In such stark political times, some student artists have decided to weaponize their brushes in order to shed light on social issues they’re passionate about.
The latest exhibit at the School of Art Galleries, “Luminance,” highlights the artistic work of three students: Hannah Brimer, Riley Natividad and Sylvan Steightiff. The central theme of the exhibition highlights the importance of the #MeToo movement.
Brimer created three pieces featured in the exhibition which runs until Feb. 14. As part of an ongoing series, Brimer created a still-life portrait of figs, and two large grey and blue canvas paintings. One canvas features an image of a nude woman on her back wearing a blindfold. The alternate canvas features a green lovebird eating a fig.
“All of my work is based on female sexuality, whether that’s confidence or insecurities.” Brimer said. “This piece addresses the #MeToo movement and the piece itself is really symbolic because the woman in the painting is nude, so it’s kind of representing her inner struggles and vulnerability … she’s slowly pulling a blindfold off which represents removing stereotypes that have been enforced upon her by society.”
Brimer went on to explain the symbolism of her piece and how all three works of art are interlinked, referencing each other both in color and theme. Brimer said it was important for her to highlight the stories and struggles of women in her work.
“I typically do green and purple in a lot of my work, so the other piece with the figs and the hands is the beginning stages of what inspired [the larger piece]. Greens and purples represent royalty and prestige in the art world,” Brimer said. “They used to be really expensive to paint with, so I wanted to use those colors to signify that women’s bodies are something to be treasured.”
Brimer elaborated on some of the harmful phrases that are often employed to blame and subjugate victims of sexual assault.
“Often times victims will be told, ‘Oh she was asking for it’ to shame them into submission, so she’s taking off this blindfold in defiance of these stereotypes,” Brimer said.
An extraordinary amount of time went into Brimer’s creative process, including months of research and more than 60 hours worth of painting.
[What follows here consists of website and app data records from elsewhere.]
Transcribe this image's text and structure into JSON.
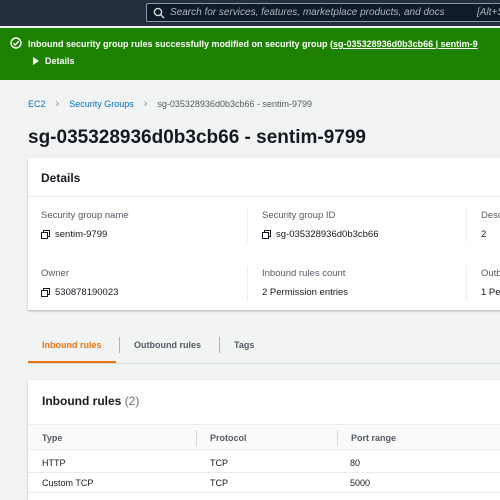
{
  "topnav": {
    "search_placeholder": "Search for services, features, marketplace products, and docs",
    "shortcut": "[Alt+S]"
  },
  "flash": {
    "message_prefix": "Inbound security group rules successfully modified on security group (",
    "message_link": "sg-035328936d0b3cb66 | sentim-9",
    "details_label": "Details",
    "color": "#1d8102"
  },
  "breadcrumb": {
    "items": [
      "EC2",
      "Security Groups",
      "sg-035328936d0b3cb66 - sentim-9799"
    ]
  },
  "page": {
    "title": "sg-035328936d0b3cb66 - sentim-9799"
  },
  "details": {
    "header": "Details",
    "fields": {
      "sg_name_label": "Security group name",
      "sg_name_value": "sentim-9799",
      "sg_id_label": "Security group ID",
      "sg_id_value": "sg-035328936d0b3cb66",
      "desc_label": "Desc",
      "desc_value": "2",
      "owner_label": "Owner",
      "owner_value": "530878190023",
      "inbound_count_label": "Inbound rules count",
      "inbound_count_value": "2 Permission entries",
      "outbound_label": "Outb",
      "outbound_value": "1 Pe"
    }
  },
  "tabs": [
    {
      "label": "Inbound rules",
      "active": true
    },
    {
      "label": "Outbound rules",
      "active": false
    },
    {
      "label": "Tags",
      "active": false
    }
  ],
  "inbound": {
    "title": "Inbound rules",
    "count": "(2)",
    "columns": [
      "Type",
      "Protocol",
      "Port range"
    ],
    "rows": [
      {
        "type": "HTTP",
        "protocol": "TCP",
        "port": "80"
      },
      {
        "type": "Custom TCP",
        "protocol": "TCP",
        "port": "5000"
      }
    ]
  },
  "colors": {
    "accent": "#ec7211",
    "link": "#0073bb",
    "nav": "#232f3e"
  }
}
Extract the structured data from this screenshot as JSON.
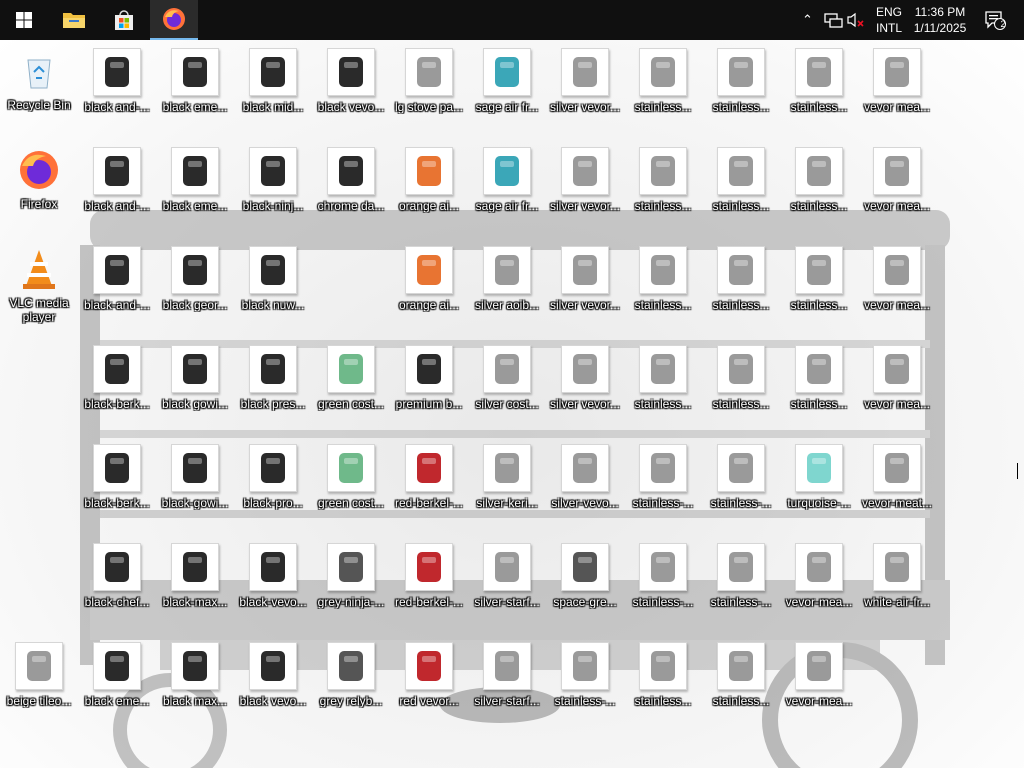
{
  "taskbar": {
    "start": "windows-start-icon",
    "apps": [
      "file-explorer-icon",
      "microsoft-store-icon",
      "firefox-icon"
    ],
    "language": "ENG",
    "layout": "INTL",
    "time": "11:36 PM",
    "date": "1/11/2025",
    "notifications": "2"
  },
  "desktop": {
    "columns": [
      [
        "Recycle Bin",
        "Firefox",
        "VLC media player",
        "",
        "",
        "",
        "beige tileo..."
      ],
      [
        "black and-...",
        "black and-...",
        "black-and-...",
        "black-berk...",
        "black-berk...",
        "black-chef...",
        "black eme..."
      ],
      [
        "black eme...",
        "black eme...",
        "black geor...",
        "black gowi...",
        "black-gowi...",
        "black-max...",
        "black max..."
      ],
      [
        "black mid...",
        "black-ninj...",
        "black nuw...",
        "black pres...",
        "black-pro...",
        "black-vevo...",
        "black vevo..."
      ],
      [
        "black vevo...",
        "chrome da...",
        "",
        "green cost...",
        "green cost...",
        "grey-ninja-...",
        "grey relyb..."
      ],
      [
        "lg stove pa...",
        "orange ai...",
        "orange ai...",
        "premium b...",
        "red-berkel-...",
        "red-berkel-...",
        "red vevor..."
      ],
      [
        "sage air fr...",
        "sage air fr...",
        "silver aoib...",
        "silver cost...",
        "silver-keri...",
        "silver-starf...",
        "silver-starf..."
      ],
      [
        "silver vevor...",
        "silver vevor...",
        "silver vevor...",
        "silver vevor...",
        "silver-vevo...",
        "space-gre...",
        "stainless-..."
      ],
      [
        "stainless...",
        "stainless...",
        "stainless...",
        "stainless...",
        "stainless-...",
        "stainless-...",
        "stainless..."
      ],
      [
        "stainless...",
        "stainless...",
        "stainless...",
        "stainless...",
        "stainless-...",
        "stainless-...",
        "stainless..."
      ],
      [
        "stainless...",
        "stainless...",
        "stainless...",
        "stainless...",
        "turquoise-...",
        "vevor-mea...",
        "vevor-mea..."
      ],
      [
        "vevor mea...",
        "vevor mea...",
        "vevor mea...",
        "vevor mea...",
        "vevor-meat...",
        "white-air-fr...",
        ""
      ]
    ]
  }
}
“I started the concept back in October or November; with all of my work I start with a concept. I do a reference photo, then I do a small drawing. From the small drawing I do a color study, from the color study I produce the large painting, so it takes a while,” Brimer said.
Brimer was inspired to create immediately following a summer trip abroad.
“The inspiration for the figs started when I was in Italy, a boyfriend of mine sent me a photograph of him collecting them on his hometown farm and I loved the colors…so I ended up spending a lot of time while I was in Florence over the summer just researching art in Europe…and what fruit represented in artwork at the time” Brimer said.
After extensive research on what fruit was used to represent in art during the Renaissance, Brimer became fascinated with the colors of figs and what they could possibly be used to represent in her work.
“[The bird] is eating a fig and the fig represents female genitalia,” Brimer said. “There’s a couple differences with how a fig decays and how it’s eaten, so a ripened fruit being eaten or partially eaten signifies a loss of virtue so this [male] bird is taking away the virtue of this woman.”
Brimer said the countless hours of hard work she put into the project were ultimately worth it after seeing her work displayed in a gallery setting.
“It’s for sure a labor of love, a lot of emotion and time goes into this and I do a lot of research prior about colors or the symbolism of stuff,” Brimer said. ”I really want storytelling to be prioritized in my work.”